On the average it is necessary to give at least eight baths in the twenty-four hours (a bath every three hours, night as well as day). According to Brand it is an error of the gravest kind
1 A few expressions of strong and painful feeling, growing out of the events of the war, are here omitted.-ED. Pract.
to wait till the temperature reaches a serious elevation; he says that we should prevent the rise of heat, and not wait to combat it. He denies that there is any efficacy in "those hybrid methods which give one or two baths a day, and which are nothing but a cruelty to the patient."
We see by these quotations that Brand is inspired with all the intolerances of a systematiser. In fact, the treatment by baths, one after the other, is, in his mind, not only directed against the symptom fever, but also against the essence of the morbid process; in a word, it is, what the author calls it, a specific treatment. It is evident that a treatment thus rigorously and mathematically formulated must rest upon a theory; that of Brand is the following. In agreement, so far, with recent mycological researches, he attributes the typhoid process to an internal fermentation, azymosis. But, says he, if we mix a solution of malt with a proper quantity of beer-yeast at a temperature of 16° C. (59° F.), we get a tumultuous fermentation producing alcohol after a determinate period of three days. If, then, we cool the mixture, which has risen to 35° C. (95° F.), below 16° C., the fermentation will cease; on the contrary, it will reappear if the temperature rises again. Brand, in view of these observations, supposes that the typhoid ferment, also, cannot develop and act except at a certain temperature, and hydrotherapy renders it powerless and arrests its production by incessant cooling of the blood.
I need not point out to you how much of the arbitrary there is in this theory; but it was important to direct attention to it, for it shows well what is the essential indication which Brand thinks that he fulfils by his treatment. What he seeks to obtain by this pitiless series of immersions is not only the lowering of temperature; his views are higher than this; he wishes to reach the very source of the evil; he aims at arresting in this manner the morbid fermentation which is the point of departure of the disease.

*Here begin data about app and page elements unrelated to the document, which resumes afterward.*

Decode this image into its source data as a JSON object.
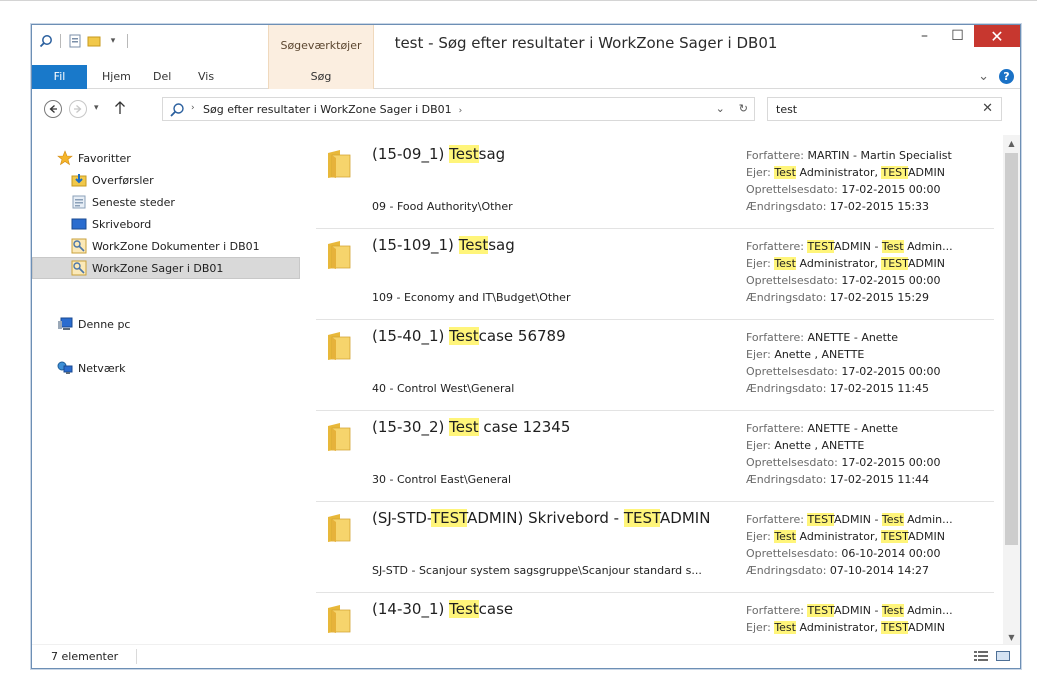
{
  "window": {
    "title": "test - Søg efter resultater i WorkZone Sager i DB01",
    "context_tab_group": "Søgeværktøjer",
    "controls": {
      "minimize": "–",
      "maximize": "☐",
      "close": "✕"
    }
  },
  "ribbon": {
    "tabs": [
      "Fil",
      "Hjem",
      "Del",
      "Vis",
      "Søg"
    ],
    "expand_glyph": "⌄",
    "help_glyph": "?"
  },
  "address": {
    "path": "Søg efter resultater i WorkZone Sager i DB01",
    "separator": "›",
    "dropdown_glyph": "⌄",
    "refresh_glyph": "↻"
  },
  "search": {
    "value": "test",
    "clear_glyph": "✕"
  },
  "nav": {
    "favorites_label": "Favoritter",
    "favorites": [
      "Overførsler",
      "Seneste steder",
      "Skrivebord",
      "WorkZone Dokumenter i DB01",
      "WorkZone Sager i DB01"
    ],
    "this_pc": "Denne pc",
    "network": "Netværk"
  },
  "labels": {
    "authors": "Forfattere:",
    "owner": "Ejer:",
    "created": "Oprettelsesdato:",
    "modified": "Ændringsdato:"
  },
  "results": [
    {
      "title_parts": [
        {
          "t": "(15-09_1) "
        },
        {
          "t": "Test",
          "hl": true
        },
        {
          "t": "sag"
        }
      ],
      "path": "09 - Food Authority\\Other",
      "authors_parts": [
        {
          "t": "MARTIN - Martin Specialist"
        }
      ],
      "owner_parts": [
        {
          "t": "Test",
          "hl": true
        },
        {
          "t": " Administrator, "
        },
        {
          "t": "TEST",
          "hl": true
        },
        {
          "t": "ADMIN"
        }
      ],
      "created": "17-02-2015 00:00",
      "modified": "17-02-2015 15:33"
    },
    {
      "title_parts": [
        {
          "t": "(15-109_1) "
        },
        {
          "t": "Test",
          "hl": true
        },
        {
          "t": "sag"
        }
      ],
      "path": "109 - Economy and IT\\Budget\\Other",
      "authors_parts": [
        {
          "t": "TEST",
          "hl": true
        },
        {
          "t": "ADMIN - "
        },
        {
          "t": "Test",
          "hl": true
        },
        {
          "t": " Admin..."
        }
      ],
      "owner_parts": [
        {
          "t": "Test",
          "hl": true
        },
        {
          "t": " Administrator, "
        },
        {
          "t": "TEST",
          "hl": true
        },
        {
          "t": "ADMIN"
        }
      ],
      "created": "17-02-2015 00:00",
      "modified": "17-02-2015 15:29"
    },
    {
      "title_parts": [
        {
          "t": "(15-40_1) "
        },
        {
          "t": "Test",
          "hl": true
        },
        {
          "t": "case 56789"
        }
      ],
      "path": "40 - Control West\\General",
      "authors_parts": [
        {
          "t": "ANETTE - Anette"
        }
      ],
      "owner_parts": [
        {
          "t": "Anette , ANETTE"
        }
      ],
      "created": "17-02-2015 00:00",
      "modified": "17-02-2015 11:45"
    },
    {
      "title_parts": [
        {
          "t": "(15-30_2) "
        },
        {
          "t": "Test",
          "hl": true
        },
        {
          "t": " case 12345"
        }
      ],
      "path": "30 - Control East\\General",
      "authors_parts": [
        {
          "t": "ANETTE - Anette"
        }
      ],
      "owner_parts": [
        {
          "t": "Anette , ANETTE"
        }
      ],
      "created": "17-02-2015 00:00",
      "modified": "17-02-2015 11:44"
    },
    {
      "title_parts": [
        {
          "t": "(SJ-STD-"
        },
        {
          "t": "TEST",
          "hl": true
        },
        {
          "t": "ADMIN) Skrivebord - "
        },
        {
          "t": "TEST",
          "hl": true
        },
        {
          "t": "ADMIN"
        }
      ],
      "path": "SJ-STD - Scanjour system sagsgruppe\\Scanjour standard s...",
      "authors_parts": [
        {
          "t": "TEST",
          "hl": true
        },
        {
          "t": "ADMIN - "
        },
        {
          "t": "Test",
          "hl": true
        },
        {
          "t": " Admin..."
        }
      ],
      "owner_parts": [
        {
          "t": "Test",
          "hl": true
        },
        {
          "t": " Administrator, "
        },
        {
          "t": "TEST",
          "hl": true
        },
        {
          "t": "ADMIN"
        }
      ],
      "created": "06-10-2014 00:00",
      "modified": "07-10-2014 14:27"
    },
    {
      "title_parts": [
        {
          "t": "(14-30_1) "
        },
        {
          "t": "Test",
          "hl": true
        },
        {
          "t": "case"
        }
      ],
      "path": "",
      "authors_parts": [
        {
          "t": "TEST",
          "hl": true
        },
        {
          "t": "ADMIN - "
        },
        {
          "t": "Test",
          "hl": true
        },
        {
          "t": " Admin..."
        }
      ],
      "owner_parts": [
        {
          "t": "Test",
          "hl": true
        },
        {
          "t": " Administrator, "
        },
        {
          "t": "TEST",
          "hl": true
        },
        {
          "t": "ADMIN"
        }
      ],
      "created": "",
      "modified": ""
    }
  ],
  "status": {
    "count": "7 elementer"
  },
  "colors": {
    "accent": "#1979ca",
    "highlight": "#fff57a",
    "close": "#c7372f",
    "context_tab": "#fbeee0"
  },
  "icons": [
    "search-icon",
    "folder-icon",
    "star-icon",
    "download-icon",
    "recent-places-icon",
    "desktop-icon",
    "workzone-icon",
    "computer-icon",
    "network-icon"
  ]
}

Hence the rigid inflexibility in his prescriptions; one must be incessantly on one's guard and watch the ferment for fear it should begin to work again and cause us to lose all the benefit of the treatment at once.
Such is the method by which hydrotherapy has made its